Runner or not, when the warmer weather arrives we all start thinking of trying to get tank top arms or rock hard abs. Abs may be made in the kitchen, but you still need to work on your core strength in the gym.
So, what do you consider your core?
Most obvious answer may be abdominal muscles, which are actually a very small part of the core. Our core consists of a variety of muscles which stabilize the spine and pelvis, and run the entire length of the torso including our glutes, hamstrings, obliques, and hips.
In addition to rocking your summer attire, building a stronger core will also help you be a better runner. Benefits of adding core into your workout routine include:

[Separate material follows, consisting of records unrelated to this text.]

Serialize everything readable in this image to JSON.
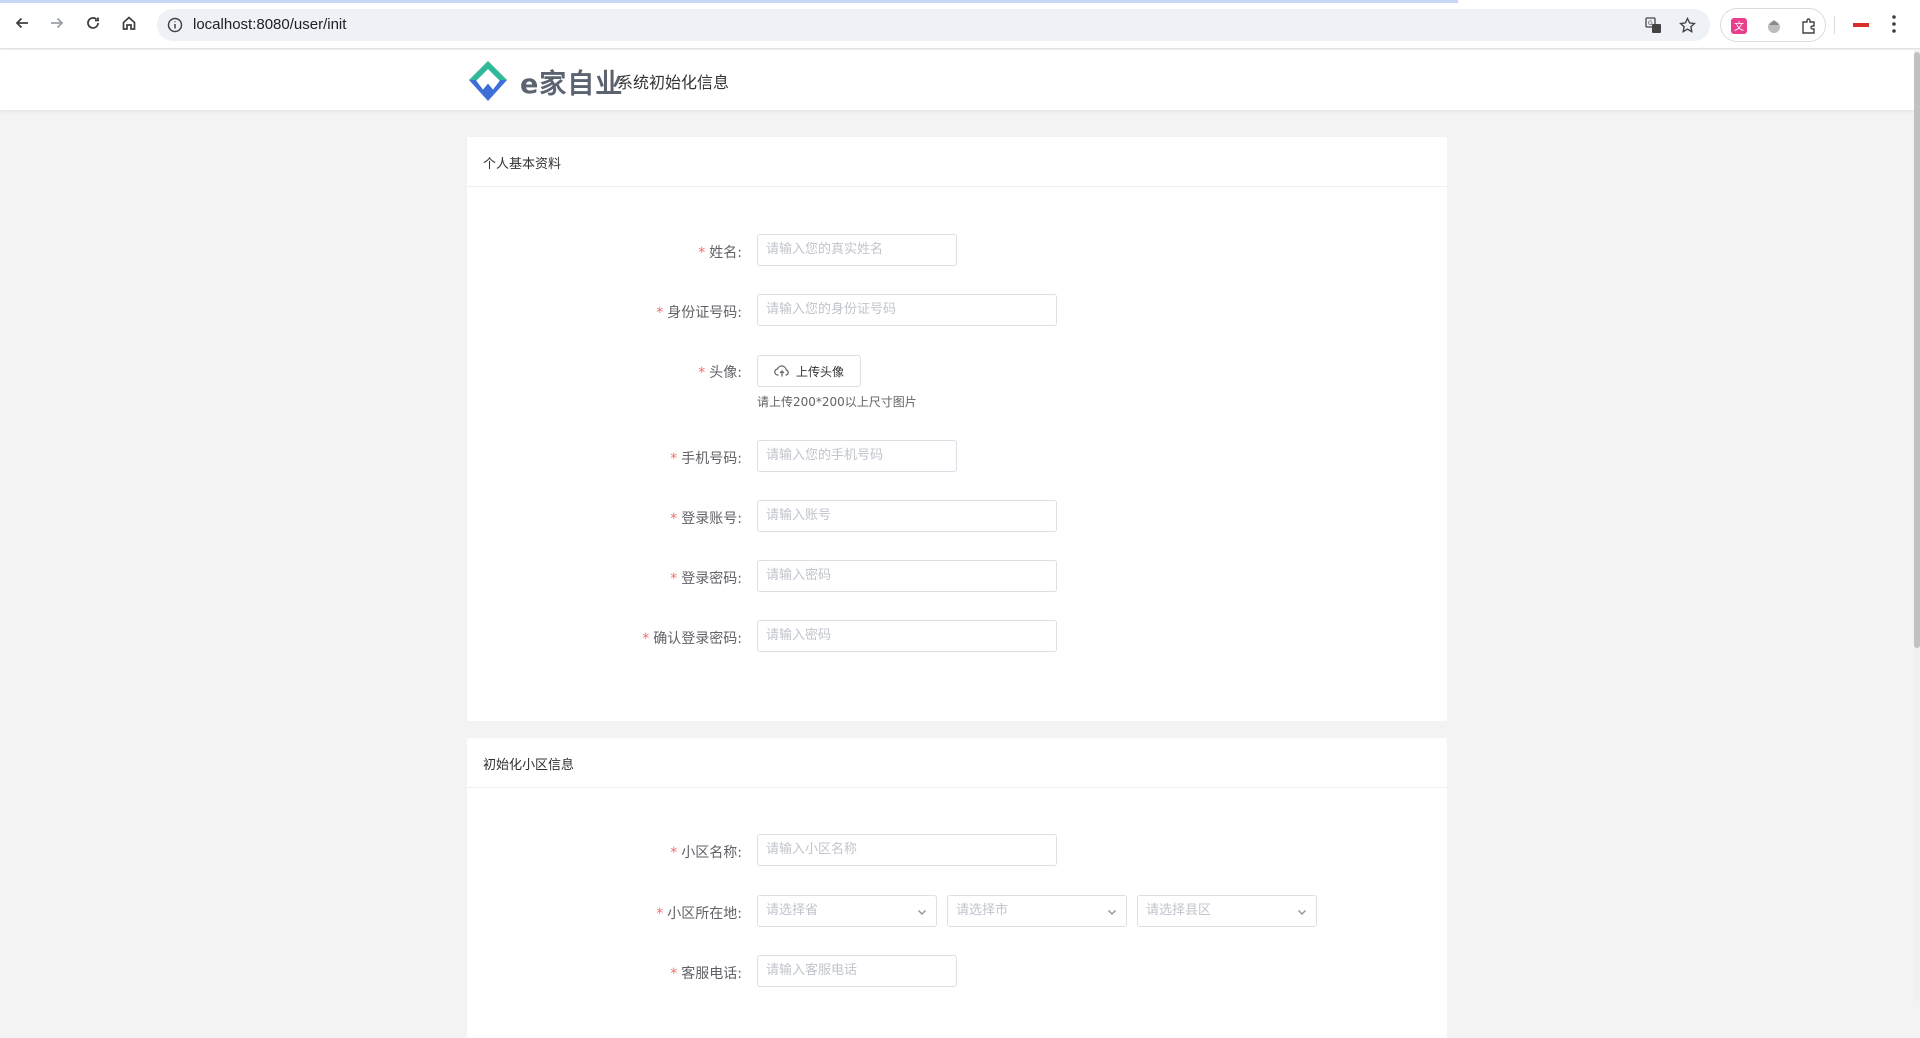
{
  "browser": {
    "url": "localhost:8080/user/init",
    "icons": [
      "back-icon",
      "forward-icon",
      "reload-icon",
      "home-icon",
      "site-info-icon",
      "translate-icon",
      "bookmark-star-icon",
      "extension-icon",
      "puzzle-icon",
      "menu-icon"
    ]
  },
  "header": {
    "logo_text": "e家自业",
    "subtitle": "系统初始化信息",
    "colors": {
      "logo_green": "#2fb89a",
      "logo_blue": "#3d6fd8"
    }
  },
  "personal": {
    "title": "个人基本资料",
    "required_mark": "*",
    "name": {
      "label": "姓名:",
      "placeholder": "请输入您的真实姓名"
    },
    "id_card": {
      "label": "身份证号码:",
      "placeholder": "请输入您的身份证号码"
    },
    "avatar": {
      "label": "头像:",
      "button": "上传头像",
      "tip": "请上传200*200以上尺寸图片"
    },
    "phone": {
      "label": "手机号码:",
      "placeholder": "请输入您的手机号码"
    },
    "account": {
      "label": "登录账号:",
      "placeholder": "请输入账号"
    },
    "password": {
      "label": "登录密码:",
      "placeholder": "请输入密码"
    },
    "confirm_password": {
      "label": "确认登录密码:",
      "placeholder": "请输入密码"
    }
  },
  "community": {
    "title": "初始化小区信息",
    "name": {
      "label": "小区名称:",
      "placeholder": "请输入小区名称"
    },
    "location": {
      "label": "小区所在地:",
      "province": "请选择省",
      "city": "请选择市",
      "district": "请选择县区"
    },
    "service_phone": {
      "label": "客服电话:",
      "placeholder": "请输入客服电话"
    }
  },
  "colors": {
    "required": "#f56c6c",
    "border": "#dcdfe6",
    "placeholder": "#c0c4cc",
    "page_bg": "#f3f3f3"
  }
}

- Stabilizing muscles we use for posture. Have you ever had the opportunity to see your form at the end of a race; maybe a particularly difficult finish? Our postural muscles begin to fatigue just as much as our legs do. Maximizing power in your glutes and obliques helps create a better running posture and use less excess energy.
- Stave off injury. Core exercises help reduce injury by helping to withstand the repetitive nature of running.

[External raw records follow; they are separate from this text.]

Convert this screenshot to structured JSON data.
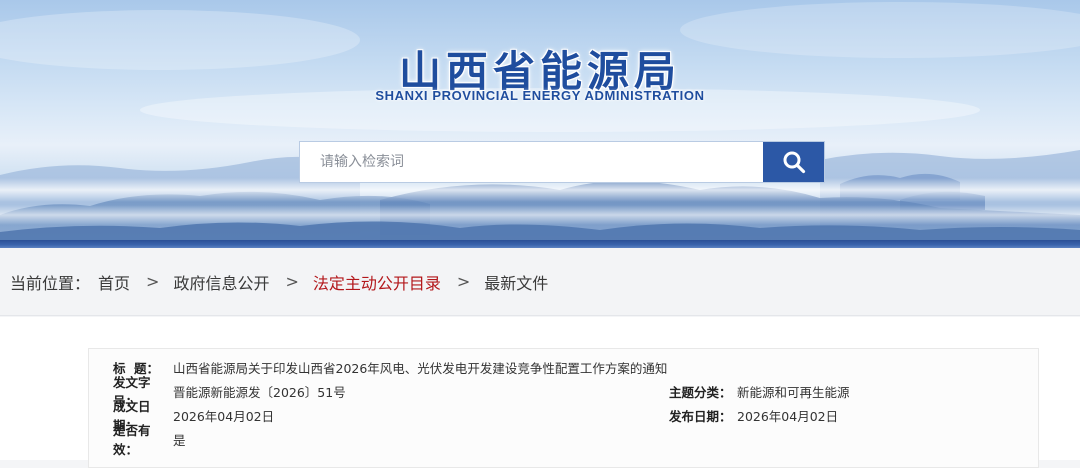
{
  "header": {
    "site_name_cn": "山西省能源局",
    "site_name_en": "SHANXI PROVINCIAL ENERGY ADMINISTRATION"
  },
  "search": {
    "placeholder": "请输入检索词",
    "value": "",
    "button_icon": "search-icon"
  },
  "breadcrumb": {
    "label": "当前位置：",
    "items": [
      {
        "label": "首页",
        "active": false
      },
      {
        "label": "政府信息公开",
        "active": false
      },
      {
        "label": "法定主动公开目录",
        "active": true
      },
      {
        "label": "最新文件",
        "active": false
      }
    ],
    "separator": ">"
  },
  "document": {
    "title_key_1": "标",
    "title_key_2": "题：",
    "title": "山西省能源局关于印发山西省2026年风电、光伏发电开发建设竞争性配置工作方案的通知",
    "doc_no_key": "发文字号：",
    "doc_no": "晋能源新能源发〔2026〕51号",
    "topic_key": "主题分类：",
    "topic": "新能源和可再生能源",
    "created_key": "成文日期：",
    "created": "2026年04月02日",
    "published_key": "发布日期：",
    "published": "2026年04月02日",
    "valid_key": "是否有效：",
    "valid": "是"
  },
  "colors": {
    "brand_blue": "#1f4d9e",
    "search_button": "#2c58a6",
    "active_crumb": "#b3171b"
  }
}
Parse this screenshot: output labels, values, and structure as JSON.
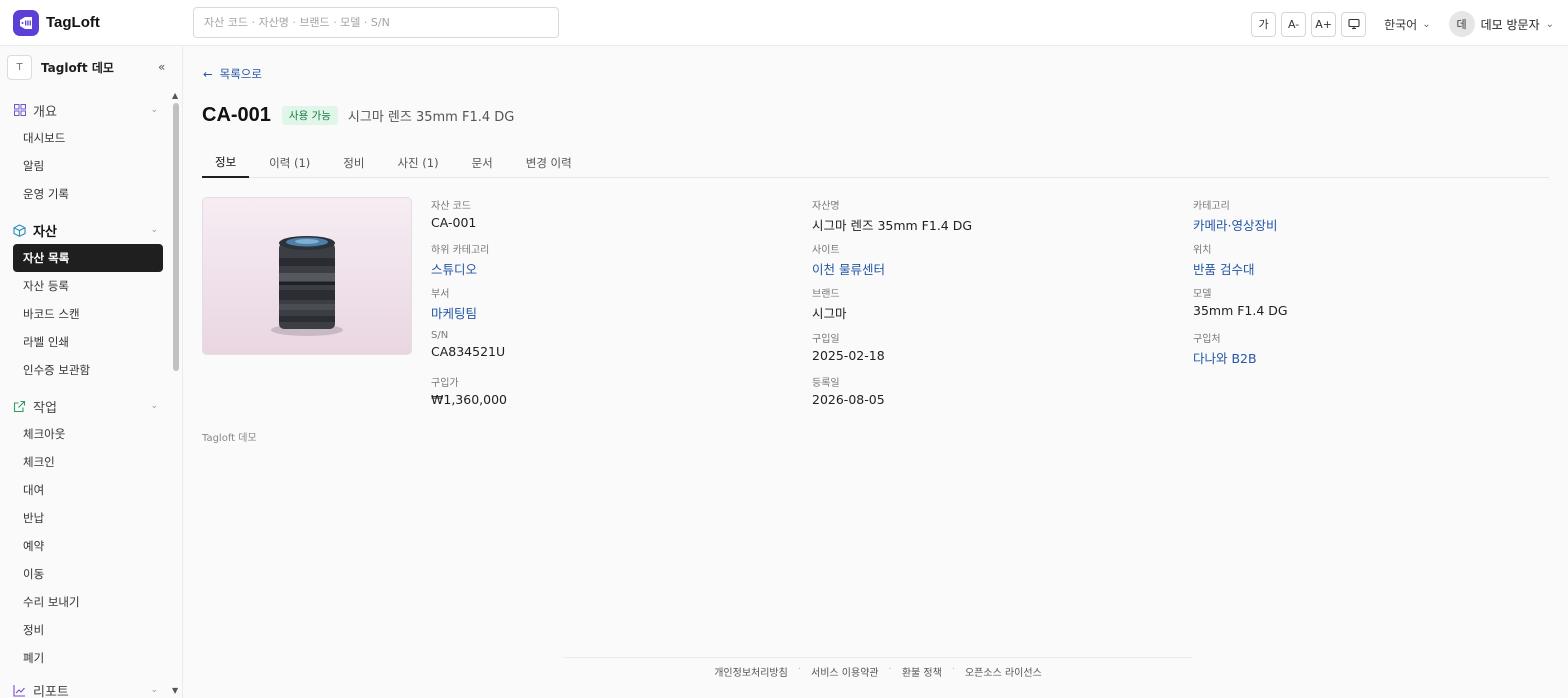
{
  "app": {
    "name": "TagLoft",
    "search_placeholder": "자산 코드 · 자산명 · 브랜드 · 모델 · S/N"
  },
  "toolbar": {
    "font_btn": "가",
    "font_smaller": "A-",
    "font_larger": "A+",
    "display_icon": "monitor-icon",
    "language": "한국어",
    "avatar_initial": "데",
    "user_name": "데모 방문자"
  },
  "sidebar": {
    "org_initial": "T",
    "org_name": "Tagloft 데모",
    "collapse_label": "«",
    "groups": [
      {
        "label": "개요",
        "icon": "grid-icon",
        "items": [
          "대시보드",
          "알림",
          "운영 기록"
        ]
      },
      {
        "label": "자산",
        "icon": "box-icon",
        "items": [
          "자산 목록",
          "자산 등록",
          "바코드 스캔",
          "라벨 인쇄",
          "인수증 보관함"
        ]
      },
      {
        "label": "작업",
        "icon": "external-link-icon",
        "items": [
          "체크아웃",
          "체크인",
          "대여",
          "반납",
          "예약",
          "이동",
          "수리 보내기",
          "정비",
          "폐기"
        ]
      },
      {
        "label": "리포트",
        "icon": "chart-icon",
        "items": []
      }
    ],
    "active_item": "자산 목록"
  },
  "detail": {
    "back_label": "목록으로",
    "code": "CA-001",
    "status": "사용 가능",
    "name": "시그마 렌즈 35mm F1.4 DG",
    "tabs": [
      "정보",
      "이력 (1)",
      "정비",
      "사진 (1)",
      "문서",
      "변경 이력"
    ],
    "active_tab": "정보",
    "fields": {
      "asset_code": {
        "label": "자산 코드",
        "value": "CA-001"
      },
      "asset_name": {
        "label": "자산명",
        "value": "시그마 렌즈 35mm F1.4 DG"
      },
      "category": {
        "label": "카테고리",
        "value": "카메라·영상장비"
      },
      "subcategory": {
        "label": "하위 카테고리",
        "value": "스튜디오"
      },
      "site": {
        "label": "사이트",
        "value": "이천 물류센터"
      },
      "location": {
        "label": "위치",
        "value": "반품 검수대"
      },
      "department": {
        "label": "부서",
        "value": "마케팅팀"
      },
      "brand": {
        "label": "브랜드",
        "value": "시그마"
      },
      "model": {
        "label": "모델",
        "value": "35mm F1.4 DG"
      },
      "serial": {
        "label": "S/N",
        "value": "CA834521U"
      },
      "purchase_date": {
        "label": "구입일",
        "value": "2025-02-18"
      },
      "vendor": {
        "label": "구입처",
        "value": "다나와 B2B"
      },
      "price": {
        "label": "구입가",
        "value": "₩1,360,000"
      },
      "registered": {
        "label": "등록일",
        "value": "2026-08-05"
      }
    },
    "org_footer": "Tagloft 데모"
  },
  "footer": {
    "links": [
      "개인정보처리방침",
      "서비스 이용약관",
      "환불 정책",
      "오픈소스 라이선스"
    ]
  }
}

- Create a solid foundation. Core exercises can help improve your balance which is helpful in missteps especially on uneven terrain.

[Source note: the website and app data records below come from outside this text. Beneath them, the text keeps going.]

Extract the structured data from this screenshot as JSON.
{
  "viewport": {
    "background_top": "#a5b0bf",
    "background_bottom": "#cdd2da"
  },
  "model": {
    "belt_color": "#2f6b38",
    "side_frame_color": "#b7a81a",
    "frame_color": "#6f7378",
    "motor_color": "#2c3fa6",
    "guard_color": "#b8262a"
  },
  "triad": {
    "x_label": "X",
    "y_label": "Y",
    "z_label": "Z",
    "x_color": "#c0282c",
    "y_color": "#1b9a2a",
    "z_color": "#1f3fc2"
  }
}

- And of course, you will look good in your racing attire.
Core for Runners V.1
Plank: Assume a basic push-up position. Rest weight on elbows and forearms flat on the floor. Raise hips and maintain a straight line from shoulders to feet. Position can be modified on knees. Hold for up to 60 seconds.
Target: deep core and strengthen your lower back.
Running Benefit: Helps prepare core for hills and fatigue late in the race.
Reverse Plank: Sit on floor with legs straight out in front of you and arms at your sides. Lift your hips off the ground and hold for up to 60 seconds.
Target: work on glutes and hamstrings in this plank variation.
Running Benefit: Helps generate explosive power in the stride and protect against injury.
Donkey Kicks: Start on your hands and knees – hands should be under shoulders and knees under hips. Flex your feet. Keep the knee bent to 90 degrees and drive one heel up towards ceiling. Squeeze glutes, lower leg and repeat. Do 15-20 repetitions per leg.
Target: hips, lower back and glutes
Running Benefit: Helps maintain a fluid running stride.
Fire Hydrants: Start on your hands and knees – hands should be under shoulders and knees under hips. Raise one leg out to the side, keeping the knee bent at 90 degrees. Raise, lower and repeat. Do 15-20 repetitions per leg.
Running Benefit: Injury prevention in hip and knee.
Windshield Wipers: Lie on your back on the floor and raise your legs 90 degrees. Spread your arms straight out to your sides for support. Rotate legs to one side, stopping short of touching the floor. Rotate to other side. Do 15 total repetitions.
Target: obliques, hips.
Running Benefit: Strengthen oblique muscles will help minimize side-to-side motion while running. Less energy expenditure = more efficient runner.
Single Leg Lowering w/Crunch: Lie face up on a mat with both legs straight up in the air. Lower your left leg to ground and return to upright position. Do a crunch up towards legs then return to starting position. Lower right leg, return to upright and crunch. Repeat. Do 15 repetitions per leg.
Target: abs, hips, quads.
Running Benefit: Overall core challenge.
Try these exercises after your next run. You don’t need a rock-solid six pack to be a good runner, but a strong core will definitely help (and you’ll feel good too!).